WORK INSTRUCTIONS | Where the string "total" occurs in the material below, report the whole line.

RECORDED INFORMATION |
++++++++++++++++++++
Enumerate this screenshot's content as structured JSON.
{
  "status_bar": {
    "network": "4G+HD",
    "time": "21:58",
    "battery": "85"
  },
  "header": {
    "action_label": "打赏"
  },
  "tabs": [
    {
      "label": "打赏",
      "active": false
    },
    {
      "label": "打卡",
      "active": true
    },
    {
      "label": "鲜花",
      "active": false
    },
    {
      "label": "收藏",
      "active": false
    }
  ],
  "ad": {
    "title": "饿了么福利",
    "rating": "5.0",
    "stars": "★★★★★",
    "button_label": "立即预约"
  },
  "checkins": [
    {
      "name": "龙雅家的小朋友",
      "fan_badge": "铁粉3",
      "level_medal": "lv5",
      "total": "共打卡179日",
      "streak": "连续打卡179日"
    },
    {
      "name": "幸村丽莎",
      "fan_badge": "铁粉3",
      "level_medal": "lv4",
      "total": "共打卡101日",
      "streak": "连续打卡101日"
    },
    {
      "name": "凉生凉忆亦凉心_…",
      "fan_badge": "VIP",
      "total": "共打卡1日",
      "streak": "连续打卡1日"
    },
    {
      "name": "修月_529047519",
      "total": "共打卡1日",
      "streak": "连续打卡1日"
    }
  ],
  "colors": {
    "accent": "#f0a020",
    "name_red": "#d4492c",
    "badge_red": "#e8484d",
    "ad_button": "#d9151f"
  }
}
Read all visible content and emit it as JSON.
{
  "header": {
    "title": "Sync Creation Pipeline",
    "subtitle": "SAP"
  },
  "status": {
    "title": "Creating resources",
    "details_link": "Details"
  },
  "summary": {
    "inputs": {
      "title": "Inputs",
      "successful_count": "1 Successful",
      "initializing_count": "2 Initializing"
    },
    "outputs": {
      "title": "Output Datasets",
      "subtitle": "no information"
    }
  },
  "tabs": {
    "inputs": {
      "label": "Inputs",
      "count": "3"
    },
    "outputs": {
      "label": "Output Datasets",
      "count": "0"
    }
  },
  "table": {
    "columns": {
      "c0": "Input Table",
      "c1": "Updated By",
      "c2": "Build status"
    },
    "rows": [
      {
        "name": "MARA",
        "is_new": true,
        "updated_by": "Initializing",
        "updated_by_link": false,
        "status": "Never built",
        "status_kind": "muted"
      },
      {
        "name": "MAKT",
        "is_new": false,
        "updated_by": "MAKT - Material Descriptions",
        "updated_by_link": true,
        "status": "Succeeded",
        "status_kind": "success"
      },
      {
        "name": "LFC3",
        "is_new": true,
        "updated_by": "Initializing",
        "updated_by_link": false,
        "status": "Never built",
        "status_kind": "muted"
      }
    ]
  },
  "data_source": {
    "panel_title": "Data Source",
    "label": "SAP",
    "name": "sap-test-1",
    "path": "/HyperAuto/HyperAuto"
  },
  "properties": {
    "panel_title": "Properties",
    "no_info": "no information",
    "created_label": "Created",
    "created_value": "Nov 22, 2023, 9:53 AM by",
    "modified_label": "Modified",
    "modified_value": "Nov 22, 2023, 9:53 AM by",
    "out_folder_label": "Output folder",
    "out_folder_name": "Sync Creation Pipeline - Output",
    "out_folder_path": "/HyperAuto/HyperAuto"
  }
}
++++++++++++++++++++
RESPONSE AREA |
      "total": "共打卡179日",
      "total": "共打卡101日",
      "total": "共打卡1日",
      "total": "共打卡1日",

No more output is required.